Nor was it, “Wow, there goes my chance of becoming a Nobel laureate!”
Nope. My actual first thought was, “Oh, my God, I need to write a column about this.”
So here we are. Let’s talk about failure.
It’s a concept many of us aren’t super familiar with. Being the young ~intellectuals~ that we are, we breezed through high school with our GPAs still intact (for the most part).
But along came Carolina, and it changed everything. If there’s one thing I’ve learned in college, it’s that sometimes failure is inevitable, despite our very best efforts to avoid it.
It happens like this. You will proceed through the Four Stages of Failure (listed below):
- Cue the visceral reaction — the sinking feeling in your gut when you log into Sakai (or the heinous examscan.unc.edu) to view your grades. Frantically logging into ConnectCarolina and allowing the loathsome GPA Calculator to predict your future. Checking WebMD to verify that you are, in fact, having a heart attack.
- Have yourself a moment. Give yourself time to engage in your (healthy!) coping mechanism of choice. You tried your hardest, and that in itself justifies a reward.
- Ask yourself, “Will this grade really matter in a few months, let alone a few years?” (Answer: No. It won’t.)
- Pick yourself back up and move on.
I know it’s easier said than done, though. We’ve been defined by letters and numbers — course grades, test scores, GPAs — our whole lives. But success comes in many forms, and academic success is only one of them. And if we’re being honest, exams aren’t even a reasonable measure of intelligence or competency.
And as for how to survive midterm season? Find something that keeps you grounded when life is moving fast.

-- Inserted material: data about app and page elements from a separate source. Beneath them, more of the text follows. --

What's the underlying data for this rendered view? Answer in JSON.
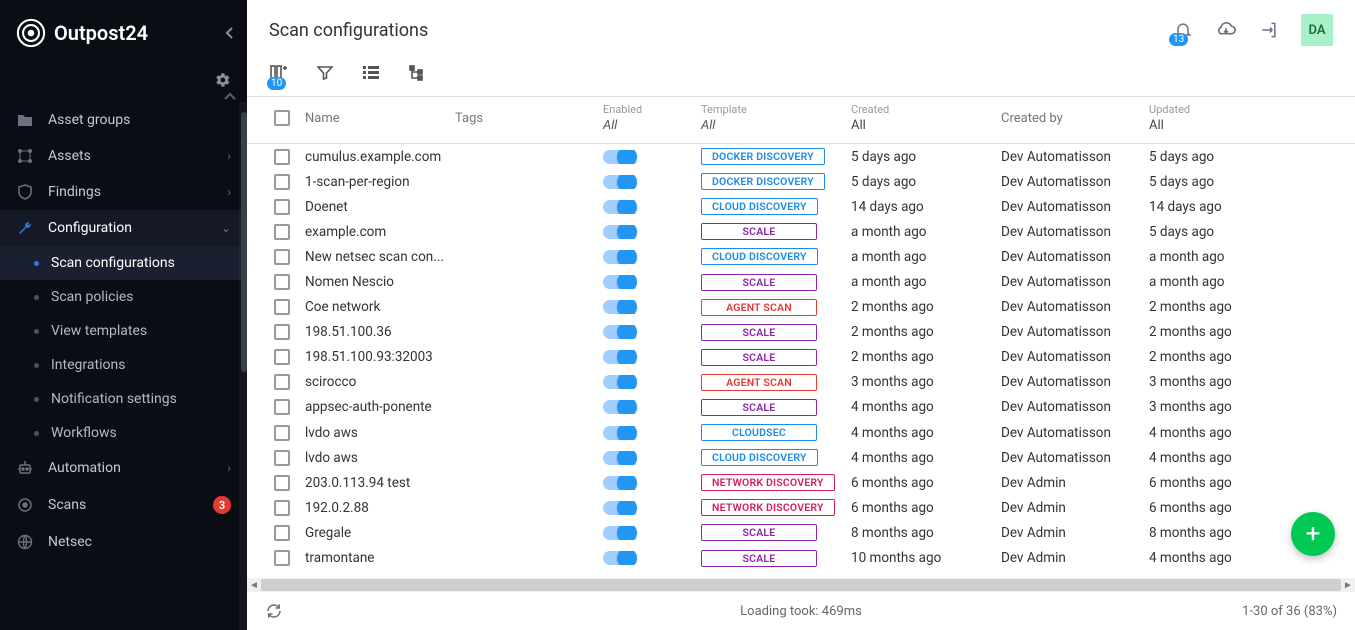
{
  "brand": "Outpost24",
  "page_title": "Scan configurations",
  "top": {
    "notif_count": "13",
    "avatar": "DA"
  },
  "toolbar": {
    "column_badge": "10"
  },
  "sidebar": {
    "items": [
      {
        "label": "Asset groups",
        "icon": "folder-icon",
        "expandable": false
      },
      {
        "label": "Assets",
        "icon": "nodes-icon",
        "expandable": true
      },
      {
        "label": "Findings",
        "icon": "shield-icon",
        "expandable": true
      },
      {
        "label": "Configuration",
        "icon": "wrench-icon",
        "expandable": true,
        "active": true
      },
      {
        "label": "Automation",
        "icon": "robot-icon",
        "expandable": true
      },
      {
        "label": "Scans",
        "icon": "target-icon",
        "expandable": false,
        "badge": "3"
      },
      {
        "label": "Netsec",
        "icon": "globe-icon",
        "expandable": false
      }
    ],
    "config_children": [
      {
        "label": "Scan configurations",
        "selected": true
      },
      {
        "label": "Scan policies"
      },
      {
        "label": "View templates"
      },
      {
        "label": "Integrations"
      },
      {
        "label": "Notification settings"
      },
      {
        "label": "Workflows"
      }
    ]
  },
  "columns": {
    "name": "Name",
    "tags": "Tags",
    "enabled_small": "Enabled",
    "enabled_main": "All",
    "template_small": "Template",
    "template_main": "All",
    "created_small": "Created",
    "created_main": "All",
    "createdby": "Created by",
    "updated_small": "Updated",
    "updated_main": "All"
  },
  "rows": [
    {
      "name": "cumulus.example.com",
      "template": "DOCKER DISCOVERY",
      "tpl_class": "tpl-docker",
      "created": "5 days ago",
      "created_by": "Dev Automatisson",
      "updated": "5 days ago"
    },
    {
      "name": "1-scan-per-region",
      "template": "DOCKER DISCOVERY",
      "tpl_class": "tpl-docker",
      "created": "5 days ago",
      "created_by": "Dev Automatisson",
      "updated": "5 days ago"
    },
    {
      "name": "Doenet",
      "template": "CLOUD DISCOVERY",
      "tpl_class": "tpl-cloud",
      "created": "14 days ago",
      "created_by": "Dev Automatisson",
      "updated": "14 days ago"
    },
    {
      "name": "example.com",
      "template": "SCALE",
      "tpl_class": "tpl-scale",
      "created": "a month ago",
      "created_by": "Dev Automatisson",
      "updated": "5 days ago"
    },
    {
      "name": "New netsec scan con...",
      "template": "CLOUD DISCOVERY",
      "tpl_class": "tpl-cloud",
      "created": "a month ago",
      "created_by": "Dev Automatisson",
      "updated": "a month ago"
    },
    {
      "name": "Nomen Nescio",
      "template": "SCALE",
      "tpl_class": "tpl-scale",
      "created": "a month ago",
      "created_by": "Dev Automatisson",
      "updated": "a month ago"
    },
    {
      "name": "Coe network",
      "template": "AGENT SCAN",
      "tpl_class": "tpl-agent",
      "created": "2 months ago",
      "created_by": "Dev Automatisson",
      "updated": "2 months ago"
    },
    {
      "name": "198.51.100.36",
      "template": "SCALE",
      "tpl_class": "tpl-scale",
      "created": "2 months ago",
      "created_by": "Dev Automatisson",
      "updated": "2 months ago"
    },
    {
      "name": "198.51.100.93:32003",
      "template": "SCALE",
      "tpl_class": "tpl-scale",
      "created": "2 months ago",
      "created_by": "Dev Automatisson",
      "updated": "2 months ago"
    },
    {
      "name": "scirocco",
      "template": "AGENT SCAN",
      "tpl_class": "tpl-agent",
      "created": "3 months ago",
      "created_by": "Dev Automatisson",
      "updated": "3 months ago"
    },
    {
      "name": "appsec-auth-ponente",
      "template": "SCALE",
      "tpl_class": "tpl-scale",
      "created": "4 months ago",
      "created_by": "Dev Automatisson",
      "updated": "3 months ago"
    },
    {
      "name": "lvdo aws",
      "template": "CLOUDSEC",
      "tpl_class": "tpl-cloudsec",
      "created": "4 months ago",
      "created_by": "Dev Automatisson",
      "updated": "4 months ago"
    },
    {
      "name": "lvdo aws",
      "template": "CLOUD DISCOVERY",
      "tpl_class": "tpl-cloud",
      "created": "4 months ago",
      "created_by": "Dev Automatisson",
      "updated": "4 months ago"
    },
    {
      "name": "203.0.113.94 test",
      "template": "NETWORK DISCOVERY",
      "tpl_class": "tpl-network",
      "created": "6 months ago",
      "created_by": "Dev Admin",
      "updated": "6 months ago"
    },
    {
      "name": "192.0.2.88",
      "template": "NETWORK DISCOVERY",
      "tpl_class": "tpl-network",
      "created": "6 months ago",
      "created_by": "Dev Admin",
      "updated": "6 months ago"
    },
    {
      "name": "Gregale",
      "template": "SCALE",
      "tpl_class": "tpl-scale",
      "created": "8 months ago",
      "created_by": "Dev Admin",
      "updated": "8 months ago"
    },
    {
      "name": "tramontane",
      "template": "SCALE",
      "tpl_class": "tpl-scale",
      "created": "10 months ago",
      "created_by": "Dev Admin",
      "updated": "4 months ago"
    }
  ],
  "footer": {
    "loading": "Loading took: 469ms",
    "count": "1-30 of 36 (83%)"
  }
}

Mental health is always important — but especially when it comes to exams. Know that you tried your hardest. Remember that you are here for a reason — you are smart, and you have more than earned your place here.